When my partner recites a person’s first and last name as soon as they hear a location and description of a person causing problems – this speaks volumes of how many times they have had to encounter the same individual. There is no simple resolution for those trying to keep our cities safe and orderly. Our cops have to be creative, resourceful, and kind as they engage with citizens wanting results while the police are confined to keeping the (everchanging) laws and rights of everyone.
The late Paul Harvey, the radio broadcaster who became famous for his daily news show and “The Rest of the Story” segments, wrote about the job of a policeman in 1970. It was a tribute to his policeman father who was killed in the line of duty. Here is what he said;
A policeman is a composite of what all men are, mingling of a saint and sinner, dust and deity. What that really means is that they are exceptional, they are unusual, they are not commonplace. Buried under the froth is the fact: and the fact is, less than one-half of one percent of policemen misfit the uniform. And that is a better average than you would find among clergymen! What is a policeman?

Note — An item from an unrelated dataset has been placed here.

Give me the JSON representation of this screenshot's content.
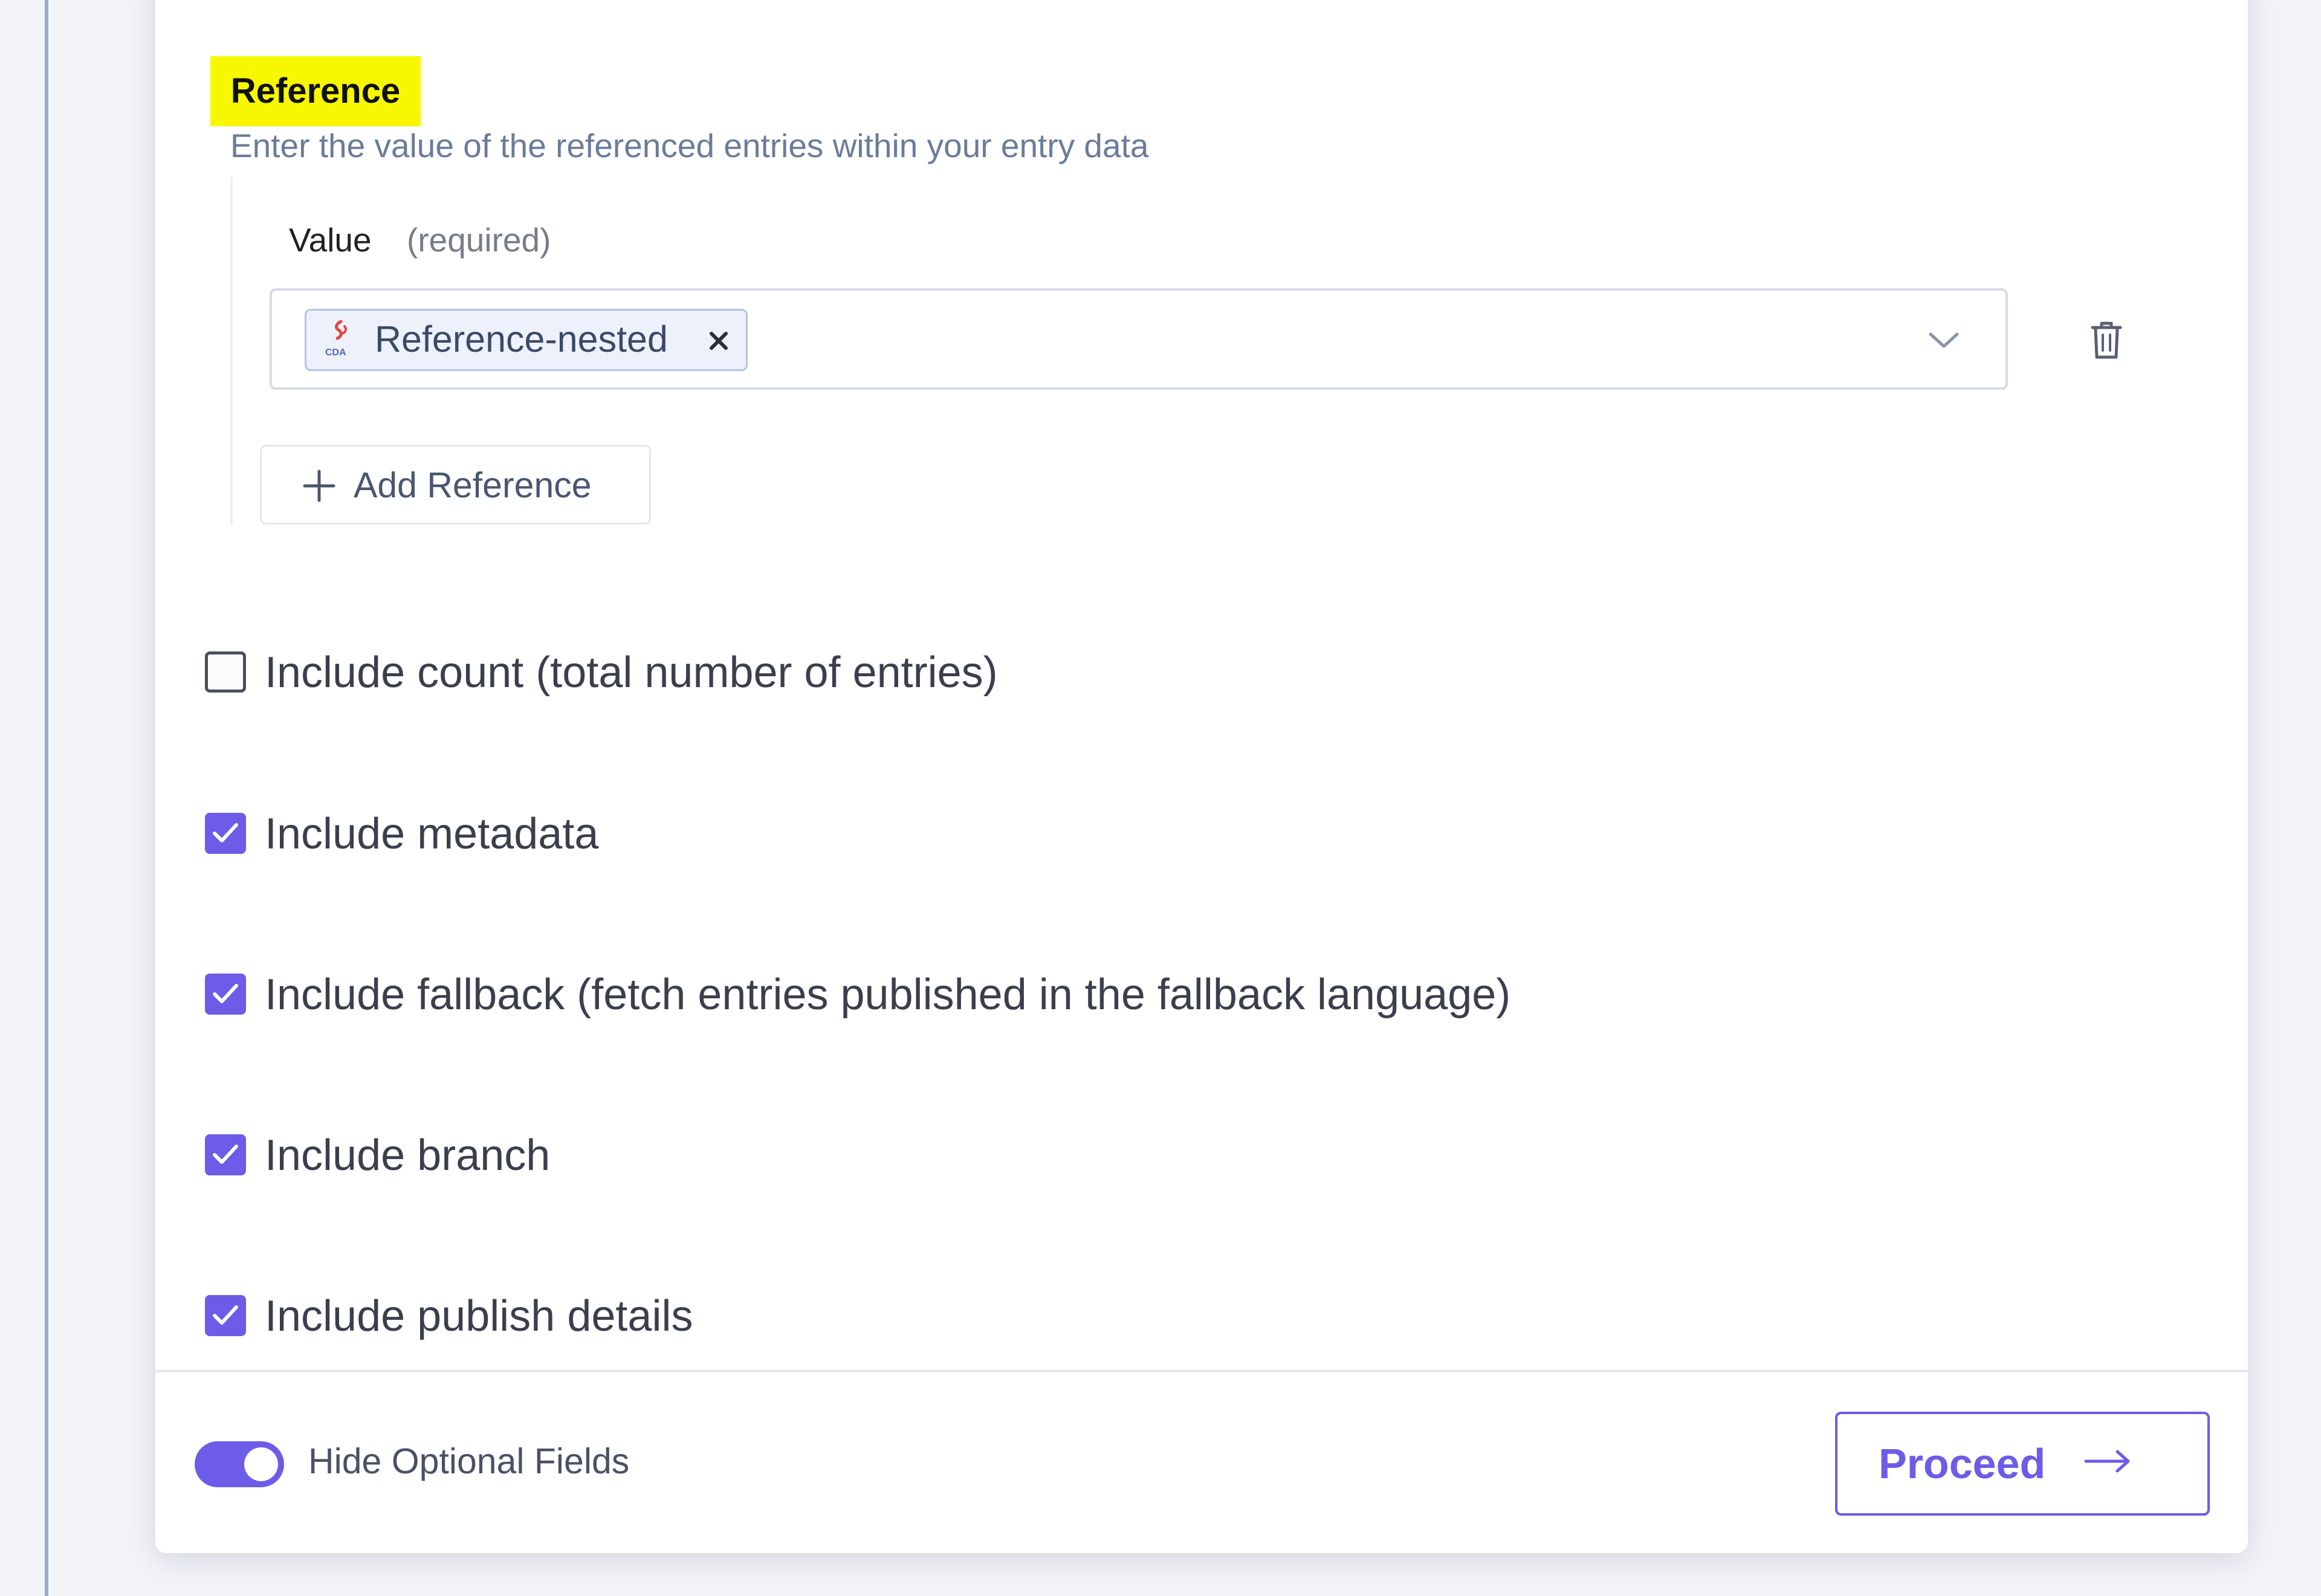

He, of all men, is at once the most needed and the most wanted. A strangely nameless creature who is “sir” to his face and “pig” or worse to his back. He must be such a diplomat that he can settle differences between individuals so that each will think he won. But…If the policeman is neat, he is conceited; If he’s careless, he’s a bum. If he’s pleasant, he’s a flirt; If he’s not, he’s a grouch.
He must make instant decisions which would require months for a lawyer. But…if he hurries, he’s careless; If he’s deliberate, he’s lazy. He must be first to an accident, infallible with a diagnosis. He must be able to start breathing, stop bleeding, tie splints and above all, be sure the victim goes home without a limp.
The police officer must know every gun, draw on the run, and hit where it doesn’t hurt. He must be able to whip two men twice his size and half his age without damaging his uniform and without being “brutal.” If you hit him…he’s a coward. If he hits you…he’s a bully.
The policeman, from a single human hair, must be able to describe the crime, the weapon, the criminal and tell you where the criminal is hiding. But…if he catches the criminal, he’s lucky; if he doesn’t, he is a dunce. He runs files and writes reports until his eyes ache, to build a case against some felon who will get “dealed out” by a shameless shamus.
The policeman must be a minister, a social worker, a diplomat, a tough guy and a gentleman. And of course, he’ll have to be a genius…for he will have to feed a family on a policeman’s salary.
Police are for our protection and are commissioned to uphold the laws our nation and counties approve. Please respect, support and pray for them. They are people just like you and me.
“Oh, things always get better. Tomorrow will always be better. Just think about it… is there any time in history in which you’d rather live than now?” ~ Paul Harvey
See that you love one another from the heart, always unselfishly seeking the best for one another. Love never fails. 1 Peter 1:22b, 1 Corinthians 3:8a